Upon discovering the intrusion, access to the two impacted accounts was disabled. Wellstar also issued a mandatory password reset for all accounts to prevent any further access from unauthorized parties.

The investigation confirmed the “accessed email accounts” contained information belonging to patients, including names, medical record numbers, Wellstar account numbers, and laboratory information. SSNs and financial information were not contained in the impacted accounts.

Wellstar has since bolstered its technical safeguards, including adding security measures to its email system and providing employees with additional security awareness and email security training.

Newman Regional Health notifies 52K patients after email hack

The hack of several employee email accounts belonging to Newman Regional Health in Kansas led to the potential exposure of health information tied to 52,224 patients.

The notice does not describe when the security incident was first discovered, rather that it identified suspicious activity within a single employee email account, secured the email system, and launched an investigation with outside assistance. The forensics showed an attacker accessed multiple email accounts for 11 months between Jan. 26, 2021, and Nov. 23, 2021.

The “extensive review and analysis” was not completed until March 14, 2022, where Newman Regional identified the individuals whose information was affected during the hack.

The compromised data varied by patient and could include names, dates of birth, medical record or identification numbers, contact details, health information, treatments, insurance details, and/or employee information collected by Newman Regional for its workforce. SSNs and financial information was included in the exposed data for a limited number of patients.

Stolen hard drive prompts swift notice from Resources of Human Development

A hard drive was stolen from Resources of Human Development on Jan. 27, which could affect the personal and protected health information of 46,673 individuals. RHD is a national human services nonprofit based in Philadelphia.

RHD first discovered the theft on Feb. 16. The drive was tied to its Point-to-Point program in Exton, Pennsylvania and contains a host of highly sensitive information that varies by individual. The data could include SSNs, drivers’ licenses, financial account or payment card details, dates of birth, prescriptions, diagnoses, treatments, provider names, insurance information, and more.

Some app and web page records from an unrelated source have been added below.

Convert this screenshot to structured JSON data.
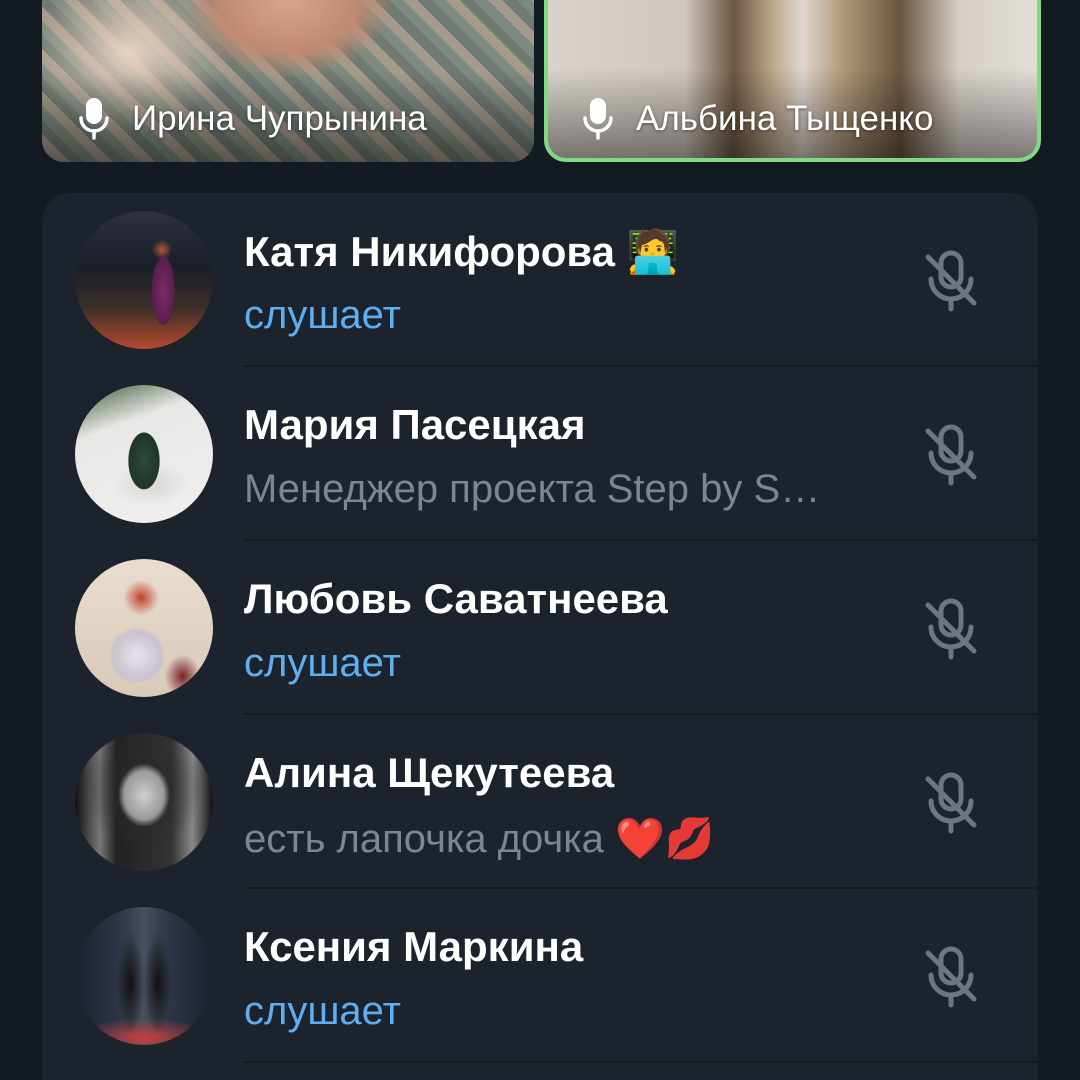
{
  "video_tiles": [
    {
      "name": "Ирина Чупрынина",
      "icon": "mic-icon",
      "active_speaker": false
    },
    {
      "name": "Альбина Тыщенко",
      "icon": "mic-icon",
      "active_speaker": true,
      "highlight_color": "#7ddc83"
    }
  ],
  "participants": [
    {
      "name": "Катя Никифорова",
      "name_emoji": "🧑‍💻",
      "status": "слушает",
      "status_type": "listening",
      "mic": "mic-muted-icon"
    },
    {
      "name": "Мария Пасецкая",
      "name_emoji": "",
      "status": "Менеджер проекта Step by S…",
      "status_type": "bio",
      "mic": "mic-muted-icon"
    },
    {
      "name": "Любовь Саватнеева",
      "name_emoji": "",
      "status": "слушает",
      "status_type": "listening",
      "mic": "mic-muted-icon"
    },
    {
      "name": "Алина Щекутеева",
      "name_emoji": "",
      "status": "есть лапочка дочка ❤️💋",
      "status_type": "bio",
      "mic": "mic-muted-icon"
    },
    {
      "name": "Ксения Маркина",
      "name_emoji": "",
      "status": "слушает",
      "status_type": "listening",
      "mic": "mic-muted-icon"
    }
  ],
  "colors": {
    "background": "#141a22",
    "panel": "#1c232d",
    "listening": "#5eaef0",
    "bio": "#7c8590",
    "muted_icon": "#6c7580"
  }
}
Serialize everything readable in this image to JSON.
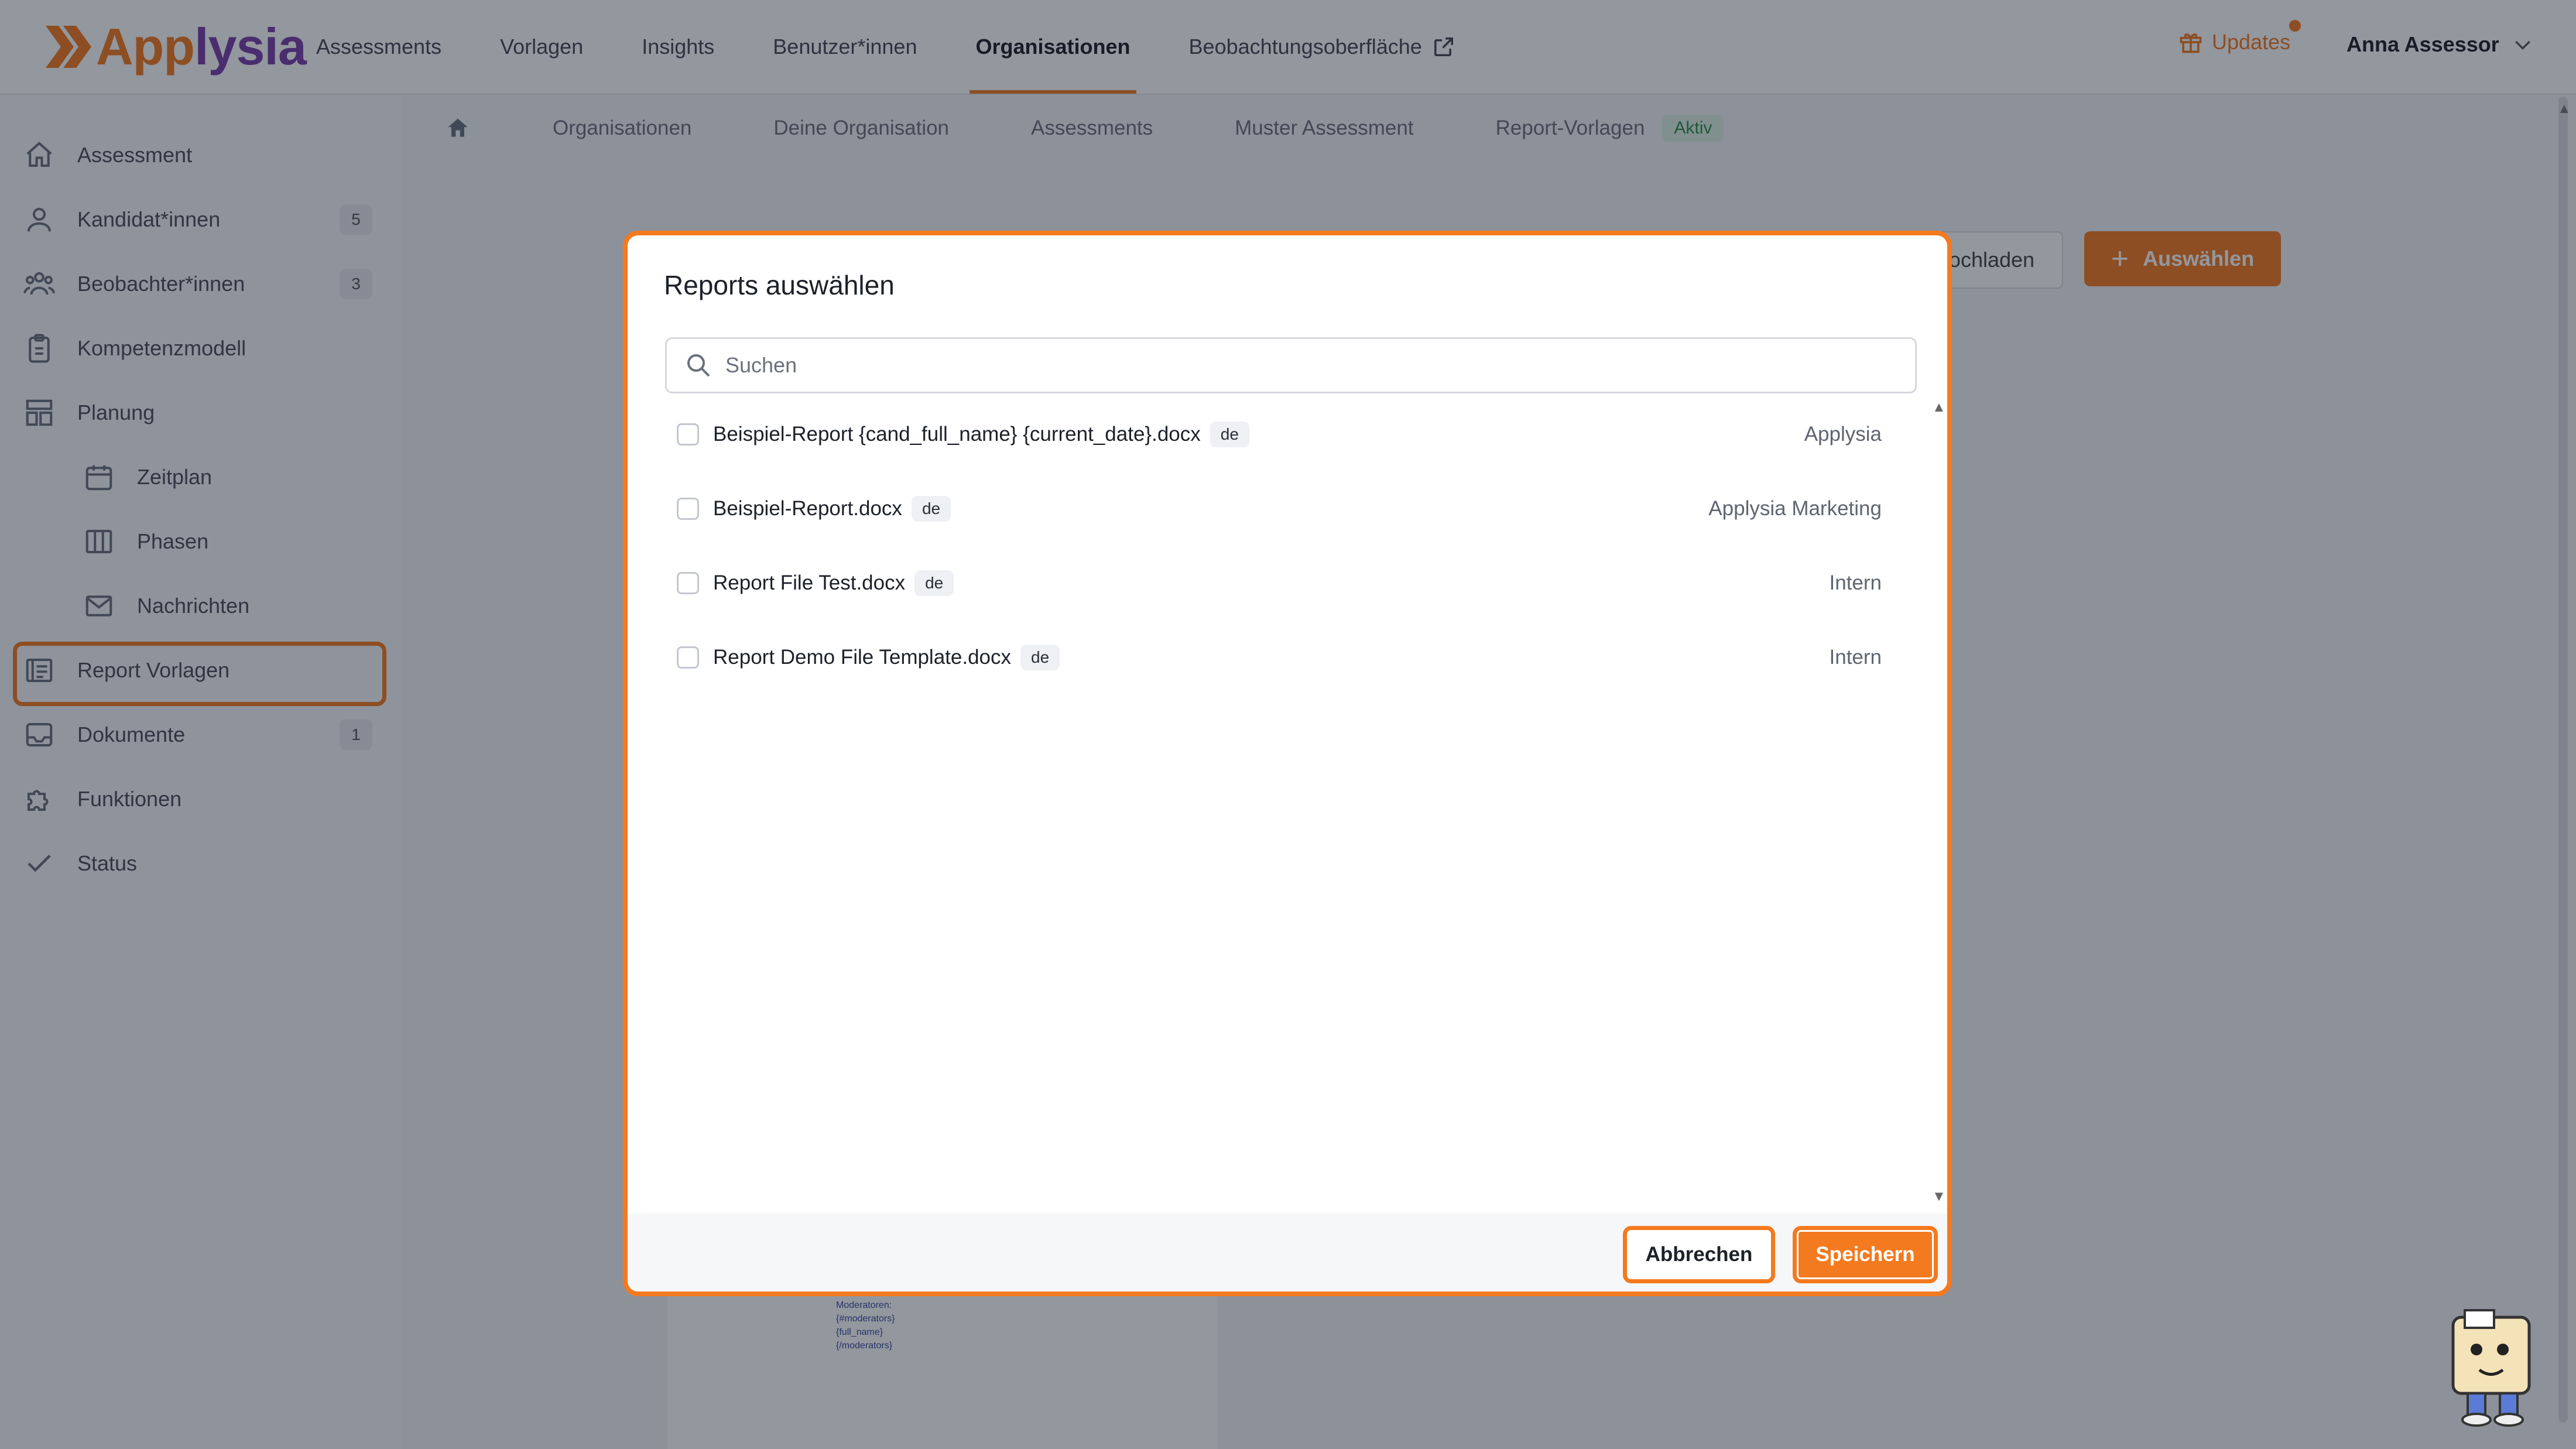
{
  "app": {
    "logo_text": "Applysia",
    "brand_color": "#f47a1f"
  },
  "nav": {
    "items": [
      {
        "label": "Assessments"
      },
      {
        "label": "Vorlagen"
      },
      {
        "label": "Insights"
      },
      {
        "label": "Benutzer*innen"
      },
      {
        "label": "Organisationen",
        "active": true
      },
      {
        "label": "Beobachtungsoberfläche",
        "icon": "external-link-icon"
      }
    ],
    "updates_label": "Updates",
    "user_name": "Anna Assessor"
  },
  "sidebar": {
    "items": [
      {
        "label": "Assessment",
        "icon": "home-icon"
      },
      {
        "label": "Kandidat*innen",
        "icon": "user-icon",
        "badge": "5"
      },
      {
        "label": "Beobachter*innen",
        "icon": "users-icon",
        "badge": "3"
      },
      {
        "label": "Kompetenzmodell",
        "icon": "clipboard-icon"
      },
      {
        "label": "Planung",
        "icon": "layout-icon"
      },
      {
        "label": "Zeitplan",
        "icon": "calendar-icon"
      },
      {
        "label": "Phasen",
        "icon": "columns-icon"
      },
      {
        "label": "Nachrichten",
        "icon": "mail-icon"
      },
      {
        "label": "Report Vorlagen",
        "icon": "report-icon",
        "highlighted": true
      },
      {
        "label": "Dokumente",
        "icon": "inbox-icon",
        "badge": "1"
      },
      {
        "label": "Funktionen",
        "icon": "puzzle-icon"
      },
      {
        "label": "Status",
        "icon": "check-icon"
      }
    ]
  },
  "breadcrumb": {
    "items": [
      "Organisationen",
      "Deine Organisation",
      "Assessments",
      "Muster Assessment",
      "Report-Vorlagen"
    ],
    "status": "Aktiv"
  },
  "background": {
    "upload_label": "ochladen",
    "select_label": "Auswählen",
    "card_text": "Moderatoren:\n{#moderators}\n{full_name}\n{/moderators}"
  },
  "modal": {
    "title": "Reports auswählen",
    "search_placeholder": "Suchen",
    "reports": [
      {
        "name": "Beispiel-Report {cand_full_name} {current_date}.docx",
        "lang": "de",
        "owner": "Applysia"
      },
      {
        "name": "Beispiel-Report.docx",
        "lang": "de",
        "owner": "Applysia Marketing"
      },
      {
        "name": "Report File Test.docx",
        "lang": "de",
        "owner": "Intern"
      },
      {
        "name": "Report Demo File Template.docx",
        "lang": "de",
        "owner": "Intern"
      }
    ],
    "cancel_label": "Abbrechen",
    "save_label": "Speichern"
  }
}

The investigation into the incident and its impact is ongoing. RHD is continuing to work with outside forensics specialists, but for now, it’s unclear whether the data on the hard drive was encrypted. RHD is taking steps to ensure its office security, as well as its computer servers and training employees on best practice security.

For 2 providers, network outages continue weeks after cyberattack

Oklahoma City Indian Clinic is still working to recover access to certain computer systems, including its pharmacy services, four weeks after a cyberattack. Meanwhile, Taylor Regional Hospital’s lab and oncology departments are still experiencing some tech disruptions nearly two months after being hit with a systems hack and related cyberattack.

As previously reported, OKCIC notified patients of potential disruptions to its pharmacy services on March 21, brought on by “technical issues.” The initial impact blocked access to certain services, including the clinic’s automatic refill line and mail order pharmacy services.

Patients were warned these systems would be down for an “indeterminate amount of time.” The latest social media posting shows the technical issues remain ongoing, with five-day wait times for refills and four-hour wait times for new prescriptions.

Meanwhile, Taylor Regional made serious progress in bringing at least 35 departments back online in the wake of a late-January cyberattack. But its ongoing site status shows it’s still struggling to bring its oncology and lab phone lines back online, about two months after the incident.

The hospital has already issued notices to 190,209 patients concerning the theft of their health information prior to the cyberattack and service disruptions.

The attacks and long periods of downtime spotlight the impact of cyberattacks on critical infrastructure organizations and the need for strong, well-practiced incident response plans.